Data listing

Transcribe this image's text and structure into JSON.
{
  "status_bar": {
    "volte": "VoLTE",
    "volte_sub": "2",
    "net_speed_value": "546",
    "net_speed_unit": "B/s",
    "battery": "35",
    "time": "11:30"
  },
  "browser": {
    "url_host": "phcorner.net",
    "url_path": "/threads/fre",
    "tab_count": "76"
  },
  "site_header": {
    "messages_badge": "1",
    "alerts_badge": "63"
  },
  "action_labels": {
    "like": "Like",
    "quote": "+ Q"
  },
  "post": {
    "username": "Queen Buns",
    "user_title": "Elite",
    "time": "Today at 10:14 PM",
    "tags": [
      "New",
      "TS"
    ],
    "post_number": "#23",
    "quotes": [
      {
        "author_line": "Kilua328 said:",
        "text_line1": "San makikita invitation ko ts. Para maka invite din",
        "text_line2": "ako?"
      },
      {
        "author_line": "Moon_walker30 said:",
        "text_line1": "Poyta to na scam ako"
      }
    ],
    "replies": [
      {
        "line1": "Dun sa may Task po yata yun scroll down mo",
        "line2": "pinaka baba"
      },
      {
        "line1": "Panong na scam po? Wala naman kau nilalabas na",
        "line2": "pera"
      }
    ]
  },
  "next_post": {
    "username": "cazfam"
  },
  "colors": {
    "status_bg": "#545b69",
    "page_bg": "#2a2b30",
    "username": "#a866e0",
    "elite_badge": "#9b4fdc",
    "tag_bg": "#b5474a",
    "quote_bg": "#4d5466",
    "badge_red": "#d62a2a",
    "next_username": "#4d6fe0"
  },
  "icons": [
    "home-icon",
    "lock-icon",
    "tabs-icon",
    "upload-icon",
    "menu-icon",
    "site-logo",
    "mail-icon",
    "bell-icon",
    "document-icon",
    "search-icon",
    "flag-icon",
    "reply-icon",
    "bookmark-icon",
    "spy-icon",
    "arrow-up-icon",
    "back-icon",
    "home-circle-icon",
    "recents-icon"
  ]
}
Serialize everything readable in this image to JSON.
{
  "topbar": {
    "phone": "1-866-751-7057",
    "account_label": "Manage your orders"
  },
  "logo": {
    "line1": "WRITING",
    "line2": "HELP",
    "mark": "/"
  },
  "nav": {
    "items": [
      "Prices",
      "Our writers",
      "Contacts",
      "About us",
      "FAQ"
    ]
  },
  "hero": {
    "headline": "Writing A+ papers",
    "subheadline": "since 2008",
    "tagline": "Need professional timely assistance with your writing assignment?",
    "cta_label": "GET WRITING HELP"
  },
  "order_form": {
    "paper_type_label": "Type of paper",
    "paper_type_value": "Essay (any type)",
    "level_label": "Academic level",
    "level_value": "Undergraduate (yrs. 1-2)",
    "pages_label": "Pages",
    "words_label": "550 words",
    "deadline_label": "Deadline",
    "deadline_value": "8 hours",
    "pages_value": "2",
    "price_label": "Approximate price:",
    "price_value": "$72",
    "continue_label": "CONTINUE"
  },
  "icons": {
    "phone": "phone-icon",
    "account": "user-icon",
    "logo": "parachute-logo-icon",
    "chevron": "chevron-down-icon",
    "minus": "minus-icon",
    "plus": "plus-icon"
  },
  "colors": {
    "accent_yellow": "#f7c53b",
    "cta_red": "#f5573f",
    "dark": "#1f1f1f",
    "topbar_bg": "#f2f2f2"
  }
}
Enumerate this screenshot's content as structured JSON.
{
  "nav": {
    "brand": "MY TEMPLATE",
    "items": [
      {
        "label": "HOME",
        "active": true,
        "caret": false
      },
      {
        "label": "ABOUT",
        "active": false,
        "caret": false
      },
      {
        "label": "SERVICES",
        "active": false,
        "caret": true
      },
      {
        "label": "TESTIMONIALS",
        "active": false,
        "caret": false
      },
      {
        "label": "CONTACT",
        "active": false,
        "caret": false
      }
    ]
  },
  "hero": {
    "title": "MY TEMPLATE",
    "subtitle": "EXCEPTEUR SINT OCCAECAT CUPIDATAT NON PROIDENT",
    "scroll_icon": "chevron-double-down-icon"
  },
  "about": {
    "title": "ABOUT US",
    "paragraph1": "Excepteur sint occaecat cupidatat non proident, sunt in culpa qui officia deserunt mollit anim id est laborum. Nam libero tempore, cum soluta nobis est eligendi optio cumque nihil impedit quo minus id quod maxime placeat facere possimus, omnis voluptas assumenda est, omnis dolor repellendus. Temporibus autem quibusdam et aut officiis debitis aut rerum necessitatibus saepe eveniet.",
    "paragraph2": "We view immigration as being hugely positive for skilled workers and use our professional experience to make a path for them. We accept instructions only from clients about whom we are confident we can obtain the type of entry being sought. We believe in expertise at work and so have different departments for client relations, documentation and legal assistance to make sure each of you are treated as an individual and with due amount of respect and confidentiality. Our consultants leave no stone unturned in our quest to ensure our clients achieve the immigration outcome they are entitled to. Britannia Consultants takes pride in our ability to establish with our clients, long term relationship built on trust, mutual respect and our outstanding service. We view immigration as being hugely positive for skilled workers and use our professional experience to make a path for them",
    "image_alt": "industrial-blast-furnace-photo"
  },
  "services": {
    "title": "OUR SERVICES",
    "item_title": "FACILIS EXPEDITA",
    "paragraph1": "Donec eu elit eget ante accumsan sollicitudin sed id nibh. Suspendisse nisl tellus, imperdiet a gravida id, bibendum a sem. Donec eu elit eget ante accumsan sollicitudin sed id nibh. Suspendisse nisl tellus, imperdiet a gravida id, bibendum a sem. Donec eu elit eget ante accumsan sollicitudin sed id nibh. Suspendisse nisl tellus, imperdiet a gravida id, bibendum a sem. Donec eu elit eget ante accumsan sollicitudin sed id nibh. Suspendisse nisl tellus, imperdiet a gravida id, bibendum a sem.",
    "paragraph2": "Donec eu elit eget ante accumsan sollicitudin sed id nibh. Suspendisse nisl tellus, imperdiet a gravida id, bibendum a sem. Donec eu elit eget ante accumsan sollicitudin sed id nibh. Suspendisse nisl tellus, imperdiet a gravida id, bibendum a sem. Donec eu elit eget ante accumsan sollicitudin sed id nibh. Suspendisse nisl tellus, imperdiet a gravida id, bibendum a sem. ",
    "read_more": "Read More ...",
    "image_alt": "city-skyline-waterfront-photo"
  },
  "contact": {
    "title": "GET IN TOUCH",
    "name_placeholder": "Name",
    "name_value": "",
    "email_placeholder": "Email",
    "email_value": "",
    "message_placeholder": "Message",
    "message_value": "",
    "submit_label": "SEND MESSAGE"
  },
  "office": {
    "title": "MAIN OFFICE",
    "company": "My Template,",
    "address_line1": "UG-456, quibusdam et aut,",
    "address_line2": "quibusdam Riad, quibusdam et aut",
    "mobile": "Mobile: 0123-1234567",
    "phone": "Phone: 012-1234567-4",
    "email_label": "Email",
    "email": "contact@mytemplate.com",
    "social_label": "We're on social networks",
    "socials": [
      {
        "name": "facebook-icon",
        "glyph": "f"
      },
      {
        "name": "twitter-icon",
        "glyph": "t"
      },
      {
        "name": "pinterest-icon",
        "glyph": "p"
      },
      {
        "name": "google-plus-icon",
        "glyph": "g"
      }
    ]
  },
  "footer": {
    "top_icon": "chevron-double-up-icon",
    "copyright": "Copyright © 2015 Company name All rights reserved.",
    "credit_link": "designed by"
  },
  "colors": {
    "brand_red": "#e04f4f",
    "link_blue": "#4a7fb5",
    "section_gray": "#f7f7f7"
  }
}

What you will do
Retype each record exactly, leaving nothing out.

Exercise solution
Transcribe this image's text and structure into JSON.
{
  "status_bar": {
    "volte": "VoLTE",
    "volte_sub": "2",
    "net_speed_value": "546",
    "net_speed_unit": "B/s",
    "battery": "35",
    "time": "11:30"
  },
  "browser": {
    "url_host": "phcorner.net",
    "url_path": "/threads/fre",
    "tab_count": "76"
  },
  "site_header": {
    "messages_badge": "1",
    "alerts_badge": "63"
  },
  "action_labels": {
    "like": "Like",
    "quote": "+ Q"
  },
  "post": {
    "username": "Queen Buns",
    "user_title": "Elite",
    "time": "Today at 10:14 PM",
    "tags": [
      "New",
      "TS"
    ],
    "post_number": "#23",
    "quotes": [
      {
        "author_line": "Kilua328 said:",
        "text_line1": "San makikita invitation ko ts. Para maka invite din",
        "text_line2": "ako?"
      },
      {
        "author_line": "Moon_walker30 said:",
        "text_line1": "Poyta to na scam ako"
      }
    ],
    "replies": [
      {
        "line1": "Dun sa may Task po yata yun scroll down mo",
        "line2": "pinaka baba"
      },
      {
        "line1": "Panong na scam po? Wala naman kau nilalabas na",
        "line2": "pera"
      }
    ]
  },
  "next_post": {
    "username": "cazfam"
  },
  "colors": {
    "status_bg": "#545b69",
    "page_bg": "#2a2b30",
    "username": "#a866e0",
    "elite_badge": "#9b4fdc",
    "tag_bg": "#b5474a",
    "quote_bg": "#4d5466",
    "badge_red": "#d62a2a",
    "next_username": "#4d6fe0"
  },
  "icons": [
    "home-icon",
    "lock-icon",
    "tabs-icon",
    "upload-icon",
    "menu-icon",
    "site-logo",
    "mail-icon",
    "bell-icon",
    "document-icon",
    "search-icon",
    "flag-icon",
    "reply-icon",
    "bookmark-icon",
    "spy-icon",
    "arrow-up-icon",
    "back-icon",
    "home-circle-icon",
    "recents-icon"
  ]
}
Serialize everything readable in this image to JSON.
{
  "topbar": {
    "phone": "1-866-751-7057",
    "account_label": "Manage your orders"
  },
  "logo": {
    "line1": "WRITING",
    "line2": "HELP",
    "mark": "/"
  },
  "nav": {
    "items": [
      "Prices",
      "Our writers",
      "Contacts",
      "About us",
      "FAQ"
    ]
  },
  "hero": {
    "headline": "Writing A+ papers",
    "subheadline": "since 2008",
    "tagline": "Need professional timely assistance with your writing assignment?",
    "cta_label": "GET WRITING HELP"
  },
  "order_form": {
    "paper_type_label": "Type of paper",
    "paper_type_value": "Essay (any type)",
    "level_label": "Academic level",
    "level_value": "Undergraduate (yrs. 1-2)",
    "pages_label": "Pages",
    "words_label": "550 words",
    "deadline_label": "Deadline",
    "deadline_value": "8 hours",
    "pages_value": "2",
    "price_label": "Approximate price:",
    "price_value": "$72",
    "continue_label": "CONTINUE"
  },
  "icons": {
    "phone": "phone-icon",
    "account": "user-icon",
    "logo": "parachute-logo-icon",
    "chevron": "chevron-down-icon",
    "minus": "minus-icon",
    "plus": "plus-icon"
  },
  "colors": {
    "accent_yellow": "#f7c53b",
    "cta_red": "#f5573f",
    "dark": "#1f1f1f",
    "topbar_bg": "#f2f2f2"
  }
}
Enumerate this screenshot's content as structured JSON.
{
  "nav": {
    "brand": "MY TEMPLATE",
    "items": [
      {
        "label": "HOME",
        "active": true,
        "caret": false
      },
      {
        "label": "ABOUT",
        "active": false,
        "caret": false
      },
      {
        "label": "SERVICES",
        "active": false,
        "caret": true
      },
      {
        "label": "TESTIMONIALS",
        "active": false,
        "caret": false
      },
      {
        "label": "CONTACT",
        "active": false,
        "caret": false
      }
    ]
  },
  "hero": {
    "title": "MY TEMPLATE",
    "subtitle": "EXCEPTEUR SINT OCCAECAT CUPIDATAT NON PROIDENT",
    "scroll_icon": "chevron-double-down-icon"
  },
  "about": {
    "title": "ABOUT US",
    "paragraph1": "Excepteur sint occaecat cupidatat non proident, sunt in culpa qui officia deserunt mollit anim id est laborum. Nam libero tempore, cum soluta nobis est eligendi optio cumque nihil impedit quo minus id quod maxime placeat facere possimus, omnis voluptas assumenda est, omnis dolor repellendus. Temporibus autem quibusdam et aut officiis debitis aut rerum necessitatibus saepe eveniet.",
    "paragraph2": "We view immigration as being hugely positive for skilled workers and use our professional experience to make a path for them. We accept instructions only from clients about whom we are confident we can obtain the type of entry being sought. We believe in expertise at work and so have different departments for client relations, documentation and legal assistance to make sure each of you are treated as an individual and with due amount of respect and confidentiality. Our consultants leave no stone unturned in our quest to ensure our clients achieve the immigration outcome they are entitled to. Britannia Consultants takes pride in our ability to establish with our clients, long term relationship built on trust, mutual respect and our outstanding service. We view immigration as being hugely positive for skilled workers and use our professional experience to make a path for them",
    "image_alt": "industrial-blast-furnace-photo"
  },
  "services": {
    "title": "OUR SERVICES",
    "item_title": "FACILIS EXPEDITA",
    "paragraph1": "Donec eu elit eget ante accumsan sollicitudin sed id nibh. Suspendisse nisl tellus, imperdiet a gravida id, bibendum a sem. Donec eu elit eget ante accumsan sollicitudin sed id nibh. Suspendisse nisl tellus, imperdiet a gravida id, bibendum a sem. Donec eu elit eget ante accumsan sollicitudin sed id nibh. Suspendisse nisl tellus, imperdiet a gravida id, bibendum a sem. Donec eu elit eget ante accumsan sollicitudin sed id nibh. Suspendisse nisl tellus, imperdiet a gravida id, bibendum a sem.",
    "paragraph2": "Donec eu elit eget ante accumsan sollicitudin sed id nibh. Suspendisse nisl tellus, imperdiet a gravida id, bibendum a sem. Donec eu elit eget ante accumsan sollicitudin sed id nibh. Suspendisse nisl tellus, imperdiet a gravida id, bibendum a sem. Donec eu elit eget ante accumsan sollicitudin sed id nibh. Suspendisse nisl tellus, imperdiet a gravida id, bibendum a sem. ",
    "read_more": "Read More ...",
    "image_alt": "city-skyline-waterfront-photo"
  },
  "contact": {
    "title": "GET IN TOUCH",
    "name_placeholder": "Name",
    "name_value": "",
    "email_placeholder": "Email",
    "email_value": "",
    "message_placeholder": "Message",
    "message_value": "",
    "submit_label": "SEND MESSAGE"
  },
  "office": {
    "title": "MAIN OFFICE",
    "company": "My Template,",
    "address_line1": "UG-456, quibusdam et aut,",
    "address_line2": "quibusdam Riad, quibusdam et aut",
    "mobile": "Mobile: 0123-1234567",
    "phone": "Phone: 012-1234567-4",
    "email_label": "Email",
    "email": "contact@mytemplate.com",
    "social_label": "We're on social networks",
    "socials": [
      {
        "name": "facebook-icon",
        "glyph": "f"
      },
      {
        "name": "twitter-icon",
        "glyph": "t"
      },
      {
        "name": "pinterest-icon",
        "glyph": "p"
      },
      {
        "name": "google-plus-icon",
        "glyph": "g"
      }
    ]
  },
  "footer": {
    "top_icon": "chevron-double-up-icon",
    "copyright": "Copyright © 2015 Company name All rights reserved.",
    "credit_link": "designed by"
  },
  "colors": {
    "brand_red": "#e04f4f",
    "link_blue": "#4a7fb5",
    "section_gray": "#f7f7f7"
  }
}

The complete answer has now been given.